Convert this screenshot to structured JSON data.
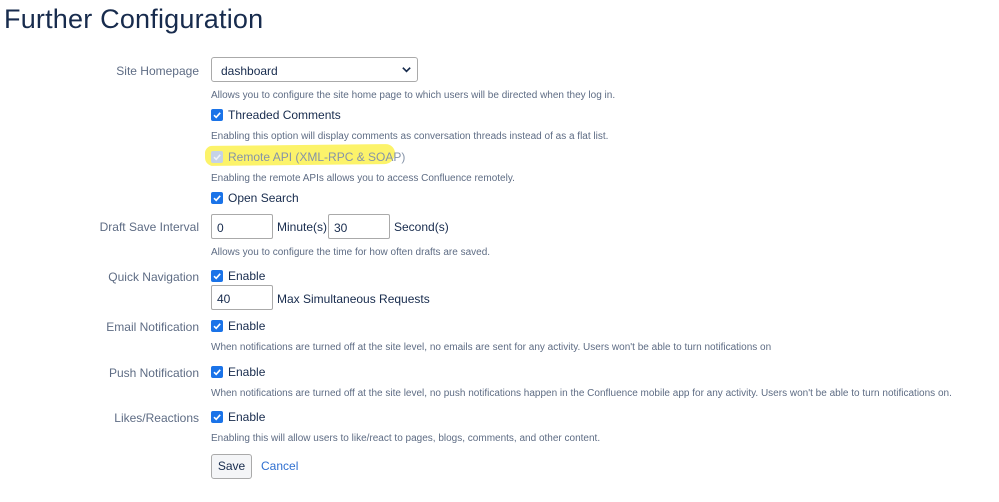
{
  "page": {
    "title": "Further Configuration"
  },
  "site_homepage": {
    "label": "Site Homepage",
    "selected": "dashboard",
    "description": "Allows you to configure the site home page to which users will be directed when they log in."
  },
  "threaded_comments": {
    "label": "Threaded Comments",
    "checked": true,
    "description": "Enabling this option will display comments as conversation threads instead of as a flat list."
  },
  "remote_api": {
    "label": "Remote API (XML-RPC & SOAP)",
    "checked": true,
    "disabled": true,
    "highlighted": true,
    "description": "Enabling the remote APIs allows you to access Confluence remotely."
  },
  "open_search": {
    "label": "Open Search",
    "checked": true
  },
  "draft_save": {
    "label": "Draft Save Interval",
    "minutes_value": "0",
    "minutes_unit": "Minute(s)",
    "seconds_value": "30",
    "seconds_unit": "Second(s)",
    "description": "Allows you to configure the time for how often drafts are saved."
  },
  "quick_navigation": {
    "label": "Quick Navigation",
    "enable_label": "Enable",
    "checked": true,
    "max_requests_value": "40",
    "max_requests_label": "Max Simultaneous Requests"
  },
  "email_notification": {
    "label": "Email Notification",
    "enable_label": "Enable",
    "checked": true,
    "description": "When notifications are turned off at the site level, no emails are sent for any activity. Users won't be able to turn notifications on"
  },
  "push_notification": {
    "label": "Push Notification",
    "enable_label": "Enable",
    "checked": true,
    "description": "When notifications are turned off at the site level, no push notifications happen in the Confluence mobile app for any activity. Users won't be able to turn notifications on."
  },
  "likes_reactions": {
    "label": "Likes/Reactions",
    "enable_label": "Enable",
    "checked": true,
    "description": "Enabling this will allow users to like/react to pages, blogs, comments, and other content."
  },
  "actions": {
    "save_label": "Save",
    "cancel_label": "Cancel"
  },
  "colors": {
    "checkbox": "#1a73e8",
    "highlight": "#fcf36a",
    "link": "#2f6fd0",
    "label_text": "#5e6c84"
  },
  "icons": {
    "select_arrow": "chevron-down-icon",
    "checkbox_mark": "checkmark-icon"
  }
}
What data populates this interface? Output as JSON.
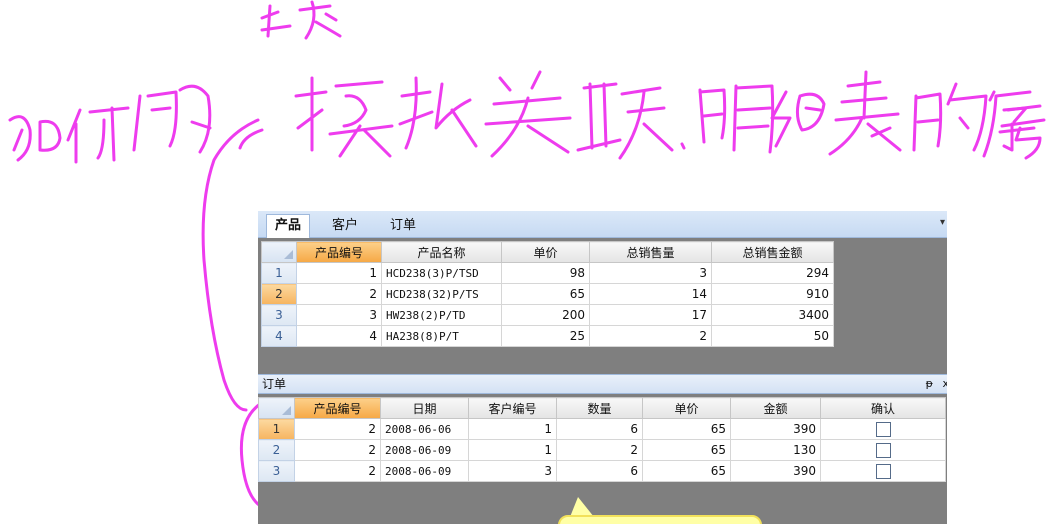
{
  "tabs": [
    {
      "label": "产品",
      "active": true
    },
    {
      "label": "客户",
      "active": false
    },
    {
      "label": "订单",
      "active": false
    }
  ],
  "products": {
    "columns": [
      "产品编号",
      "产品名称",
      "单价",
      "总销售量",
      "总销售金额"
    ],
    "rows": [
      {
        "no": "1",
        "cells": [
          "1",
          "HCD238(3)P/TSD",
          "98",
          "3",
          "294"
        ]
      },
      {
        "no": "2",
        "cells": [
          "2",
          "HCD238(32)P/TS",
          "65",
          "14",
          "910"
        ]
      },
      {
        "no": "3",
        "cells": [
          "3",
          "HW238(2)P/TD",
          "200",
          "17",
          "3400"
        ]
      },
      {
        "no": "4",
        "cells": [
          "4",
          "HA238(8)P/T",
          "25",
          "2",
          "50"
        ]
      }
    ],
    "current_row": 2
  },
  "orders_panel": {
    "title": "订单",
    "pin_glyph": "ᵽ",
    "close_glyph": "x"
  },
  "orders": {
    "columns": [
      "产品编号",
      "日期",
      "客户编号",
      "数量",
      "单价",
      "金额",
      "确认"
    ],
    "rows": [
      {
        "no": "1",
        "cells": [
          "2",
          "2008-06-06",
          "1",
          "6",
          "65",
          "390"
        ],
        "confirmed": false
      },
      {
        "no": "2",
        "cells": [
          "2",
          "2008-06-09",
          "1",
          "2",
          "65",
          "130"
        ],
        "confirmed": false
      },
      {
        "no": "3",
        "cells": [
          "2",
          "2008-06-09",
          "3",
          "6",
          "65",
          "390"
        ],
        "confirmed": false
      }
    ],
    "current_row": 1
  },
  "colors": {
    "annotation_ink": "#ee3cee",
    "sorted_header": "#f6a845",
    "tooltip_bg": "#ffffa6"
  },
  "icons": {
    "pin": "pin-icon",
    "close": "close-icon",
    "checkbox": "checkbox-icon",
    "menu_arrow": "chevron-down-icon"
  }
}
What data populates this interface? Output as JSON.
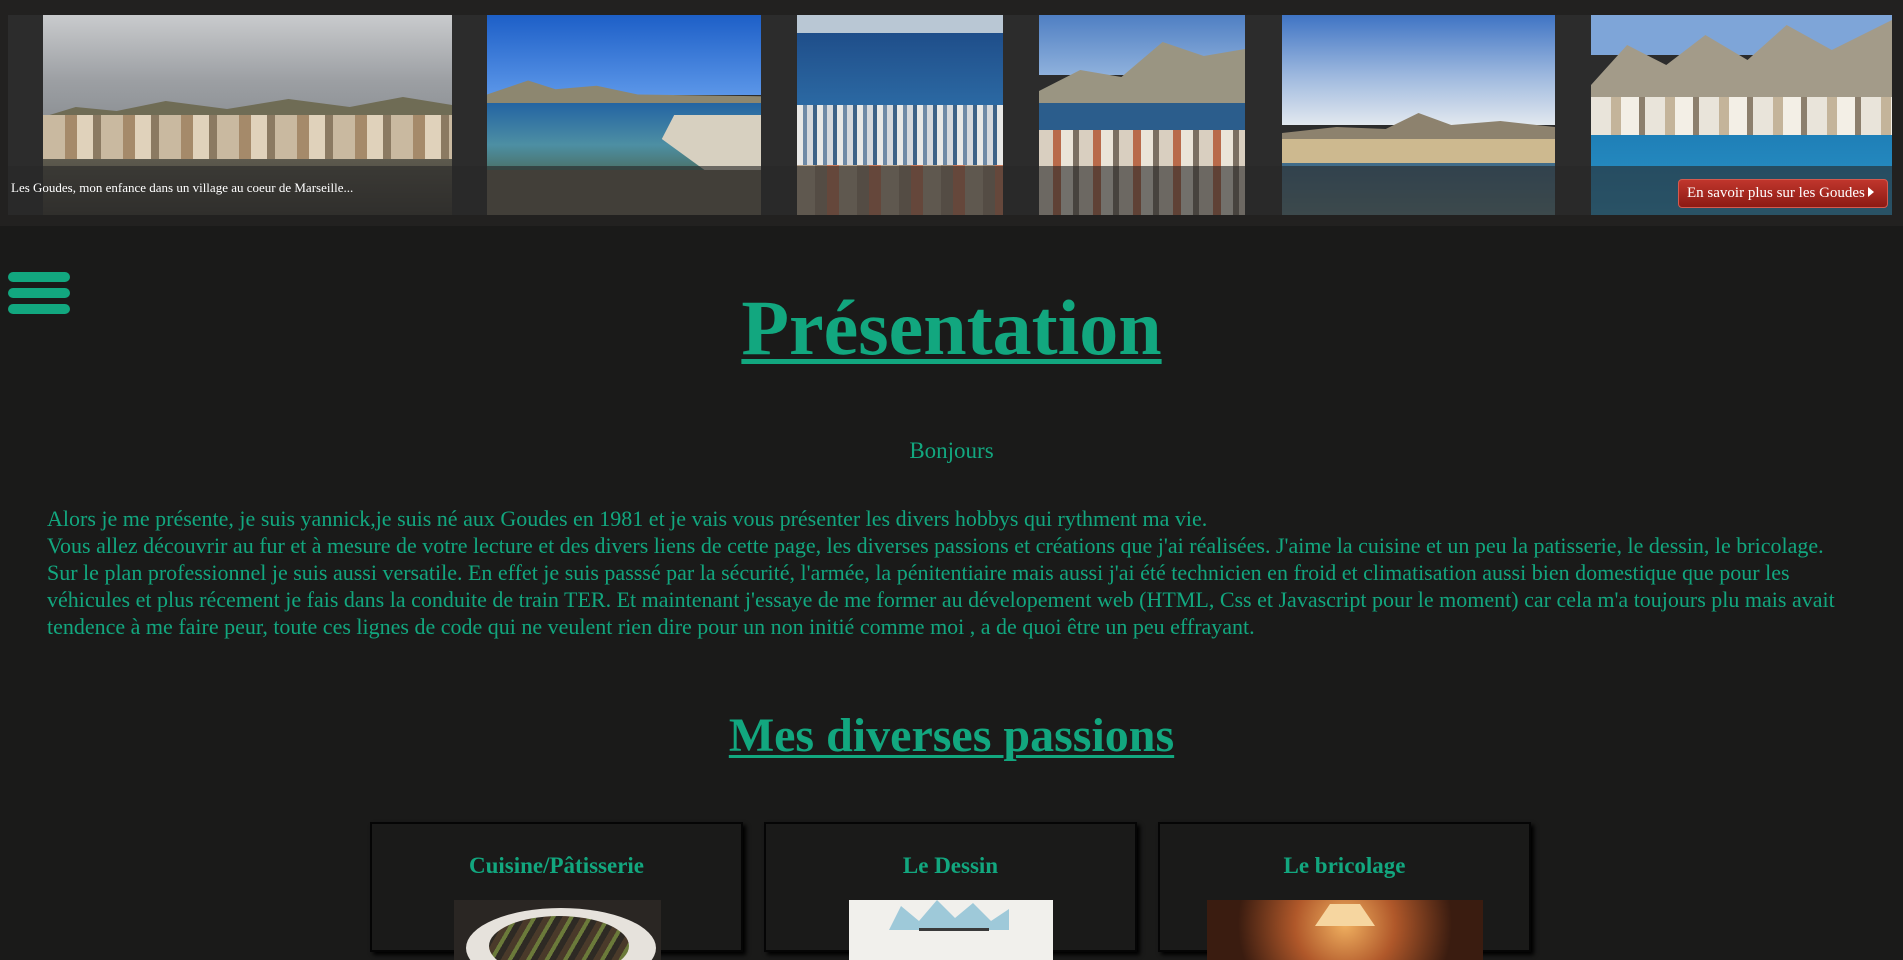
{
  "banner": {
    "caption": "Les Goudes, mon enfance dans un village au coeur de Marseille...",
    "more_button": "En savoir plus sur les Goudes",
    "photos": [
      "Les Goudes village and harbour under cloudy sky",
      "Harbour entrance with rocky breakwater",
      "Marina seen from above with the sea",
      "Village and marina below the hills",
      "Seafront village under a cloudy sky",
      "Bay with boats and limestone cliffs"
    ]
  },
  "menu": {
    "icon": "menu-icon"
  },
  "main": {
    "title": "Présentation",
    "greeting": "Bonjours",
    "intro_line1": "Alors je me présente, je suis yannick,je suis né aux Goudes en 1981 et je vais vous présenter les divers hobbys qui rythment ma vie.",
    "intro_line2": "Vous allez découvrir au fur et à mesure de votre lecture et des divers liens de cette page, les diverses passions et créations que j'ai réalisées. J'aime la cuisine et un peu la patisserie, le dessin, le bricolage. Sur le plan professionnel je suis aussi versatile. En effet je suis passsé par la sécurité, l'armée, la pénitentiaire mais aussi j'ai été technicien en froid et climatisation aussi bien domestique que pour les véhicules et plus récement je fais dans la conduite de train TER. Et maintenant j'essaye de me former au dévelopement web (HTML, Css et Javascript pour le moment) car cela m'a toujours plu mais avait tendence à me faire peur, toute ces lignes de code qui ne veulent rien dire pour un non initié comme moi , a de quoi être un peu effrayant.",
    "passions_title": "Mes diverses passions"
  },
  "passions": [
    {
      "title": "Cuisine/Pâtisserie"
    },
    {
      "title": "Le Dessin"
    },
    {
      "title": "Le bricolage"
    }
  ],
  "colors": {
    "accent": "#12a77f",
    "background": "#1a1a19",
    "button": "#a7261f"
  }
}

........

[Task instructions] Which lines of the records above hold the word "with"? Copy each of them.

[Problem solution]
      "Harbour entrance with rocky breakwater",
      "Marina seen from above with the sea",
      "Bay with boats and limestone cliffs"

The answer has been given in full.